Dataset rows describing interfaces:
= = = = =
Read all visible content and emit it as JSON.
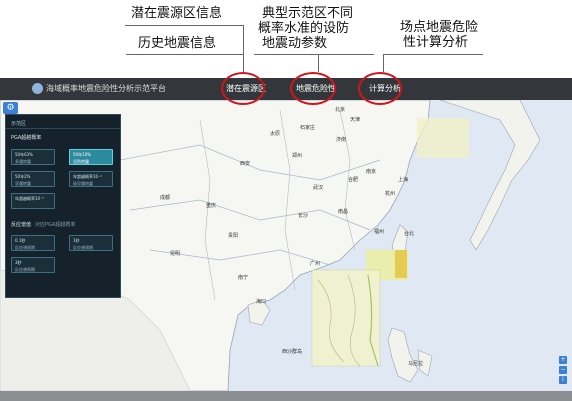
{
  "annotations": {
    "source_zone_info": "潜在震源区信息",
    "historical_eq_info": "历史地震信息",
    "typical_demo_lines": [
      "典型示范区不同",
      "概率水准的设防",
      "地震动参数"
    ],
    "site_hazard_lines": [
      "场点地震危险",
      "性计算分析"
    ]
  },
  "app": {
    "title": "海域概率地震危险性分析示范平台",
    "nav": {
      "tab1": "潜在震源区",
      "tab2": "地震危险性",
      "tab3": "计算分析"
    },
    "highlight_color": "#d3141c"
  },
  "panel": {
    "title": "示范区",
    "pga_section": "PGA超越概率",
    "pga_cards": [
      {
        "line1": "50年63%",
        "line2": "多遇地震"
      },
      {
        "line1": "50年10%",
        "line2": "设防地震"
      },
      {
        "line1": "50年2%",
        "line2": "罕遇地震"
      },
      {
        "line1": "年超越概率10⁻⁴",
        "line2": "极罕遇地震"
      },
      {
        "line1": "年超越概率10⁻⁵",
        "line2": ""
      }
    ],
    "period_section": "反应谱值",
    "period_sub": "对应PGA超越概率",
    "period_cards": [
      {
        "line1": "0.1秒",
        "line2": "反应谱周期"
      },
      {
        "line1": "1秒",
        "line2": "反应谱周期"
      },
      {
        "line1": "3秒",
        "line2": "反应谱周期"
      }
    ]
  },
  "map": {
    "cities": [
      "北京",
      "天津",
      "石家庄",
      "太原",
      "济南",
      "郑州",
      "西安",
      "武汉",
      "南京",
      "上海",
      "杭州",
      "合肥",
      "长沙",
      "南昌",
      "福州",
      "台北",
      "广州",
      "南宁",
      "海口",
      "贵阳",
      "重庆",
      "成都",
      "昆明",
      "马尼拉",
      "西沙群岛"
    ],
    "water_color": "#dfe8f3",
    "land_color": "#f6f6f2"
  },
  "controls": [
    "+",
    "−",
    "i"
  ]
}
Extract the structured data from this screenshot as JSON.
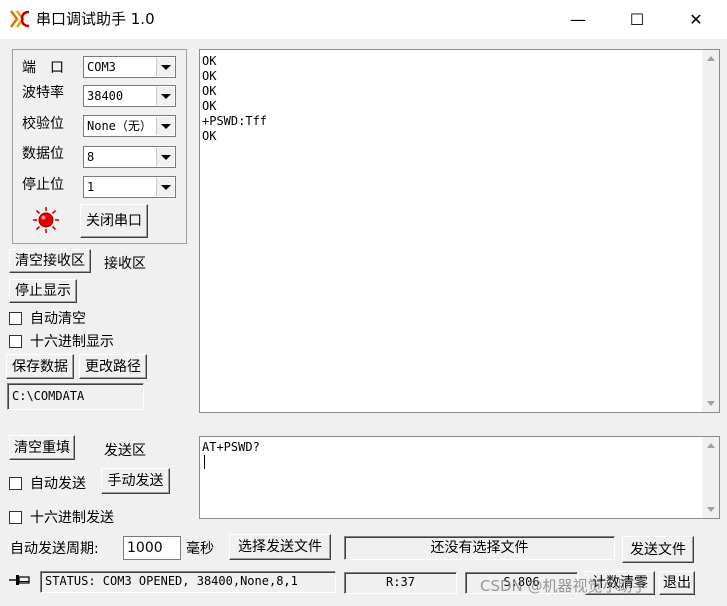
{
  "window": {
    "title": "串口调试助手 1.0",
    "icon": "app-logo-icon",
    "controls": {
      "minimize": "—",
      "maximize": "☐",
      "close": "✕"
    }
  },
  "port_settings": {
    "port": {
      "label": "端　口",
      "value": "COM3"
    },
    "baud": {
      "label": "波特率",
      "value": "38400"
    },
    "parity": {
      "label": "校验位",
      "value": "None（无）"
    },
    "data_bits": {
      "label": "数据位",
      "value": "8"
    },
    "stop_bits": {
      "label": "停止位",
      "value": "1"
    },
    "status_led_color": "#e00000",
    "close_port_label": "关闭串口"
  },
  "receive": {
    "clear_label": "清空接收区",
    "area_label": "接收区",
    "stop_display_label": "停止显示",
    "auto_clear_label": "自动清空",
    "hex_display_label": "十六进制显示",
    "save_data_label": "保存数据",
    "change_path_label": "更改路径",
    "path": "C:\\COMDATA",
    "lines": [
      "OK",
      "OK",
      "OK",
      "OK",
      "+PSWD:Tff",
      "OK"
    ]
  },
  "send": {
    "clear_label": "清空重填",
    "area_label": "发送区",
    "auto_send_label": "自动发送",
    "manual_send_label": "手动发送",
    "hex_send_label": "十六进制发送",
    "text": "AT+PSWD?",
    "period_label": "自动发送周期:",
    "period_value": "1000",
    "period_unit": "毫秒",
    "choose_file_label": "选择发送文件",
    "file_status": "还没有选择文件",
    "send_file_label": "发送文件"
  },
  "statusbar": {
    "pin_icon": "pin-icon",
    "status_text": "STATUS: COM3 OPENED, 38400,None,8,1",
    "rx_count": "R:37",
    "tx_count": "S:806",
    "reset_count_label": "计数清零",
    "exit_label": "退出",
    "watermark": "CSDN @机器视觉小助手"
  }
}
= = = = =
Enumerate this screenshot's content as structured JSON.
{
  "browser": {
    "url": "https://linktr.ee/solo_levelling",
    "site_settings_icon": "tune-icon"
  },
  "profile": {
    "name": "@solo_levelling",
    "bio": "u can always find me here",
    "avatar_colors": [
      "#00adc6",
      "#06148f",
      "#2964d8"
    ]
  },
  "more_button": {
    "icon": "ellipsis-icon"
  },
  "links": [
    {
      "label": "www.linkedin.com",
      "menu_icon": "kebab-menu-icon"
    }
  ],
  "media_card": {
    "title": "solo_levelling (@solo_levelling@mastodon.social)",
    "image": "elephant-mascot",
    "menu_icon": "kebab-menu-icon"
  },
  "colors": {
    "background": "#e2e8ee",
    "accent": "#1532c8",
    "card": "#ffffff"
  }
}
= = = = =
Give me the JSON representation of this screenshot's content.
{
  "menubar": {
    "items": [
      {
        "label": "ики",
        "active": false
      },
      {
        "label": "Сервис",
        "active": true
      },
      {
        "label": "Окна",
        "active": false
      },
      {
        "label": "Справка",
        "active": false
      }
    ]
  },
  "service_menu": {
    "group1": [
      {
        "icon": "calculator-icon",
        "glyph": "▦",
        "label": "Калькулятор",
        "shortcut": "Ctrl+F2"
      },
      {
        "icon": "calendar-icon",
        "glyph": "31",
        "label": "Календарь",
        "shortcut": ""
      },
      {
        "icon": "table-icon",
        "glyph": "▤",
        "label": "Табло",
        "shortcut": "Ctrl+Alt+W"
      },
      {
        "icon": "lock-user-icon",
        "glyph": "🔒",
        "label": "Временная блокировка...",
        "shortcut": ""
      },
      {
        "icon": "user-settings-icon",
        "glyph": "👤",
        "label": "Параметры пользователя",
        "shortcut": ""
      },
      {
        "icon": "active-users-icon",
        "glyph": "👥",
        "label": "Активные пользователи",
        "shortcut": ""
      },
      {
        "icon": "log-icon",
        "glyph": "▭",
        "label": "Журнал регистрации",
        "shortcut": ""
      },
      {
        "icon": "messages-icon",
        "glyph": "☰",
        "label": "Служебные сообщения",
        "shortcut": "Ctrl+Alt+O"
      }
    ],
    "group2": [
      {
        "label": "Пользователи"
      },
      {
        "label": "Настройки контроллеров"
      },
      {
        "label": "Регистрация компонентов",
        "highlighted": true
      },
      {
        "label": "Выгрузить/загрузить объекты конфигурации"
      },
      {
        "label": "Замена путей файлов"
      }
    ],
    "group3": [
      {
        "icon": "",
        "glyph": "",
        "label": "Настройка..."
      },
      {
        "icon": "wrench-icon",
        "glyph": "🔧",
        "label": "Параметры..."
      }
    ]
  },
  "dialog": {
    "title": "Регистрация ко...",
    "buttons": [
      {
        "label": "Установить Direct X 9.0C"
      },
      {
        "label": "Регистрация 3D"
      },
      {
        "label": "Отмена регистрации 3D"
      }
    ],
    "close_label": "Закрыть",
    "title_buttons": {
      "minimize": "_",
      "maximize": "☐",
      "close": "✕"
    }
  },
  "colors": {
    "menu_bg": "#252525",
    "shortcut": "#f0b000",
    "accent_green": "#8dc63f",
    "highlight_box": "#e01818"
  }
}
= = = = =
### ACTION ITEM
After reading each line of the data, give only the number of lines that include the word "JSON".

### SOLVED EXERCISE
4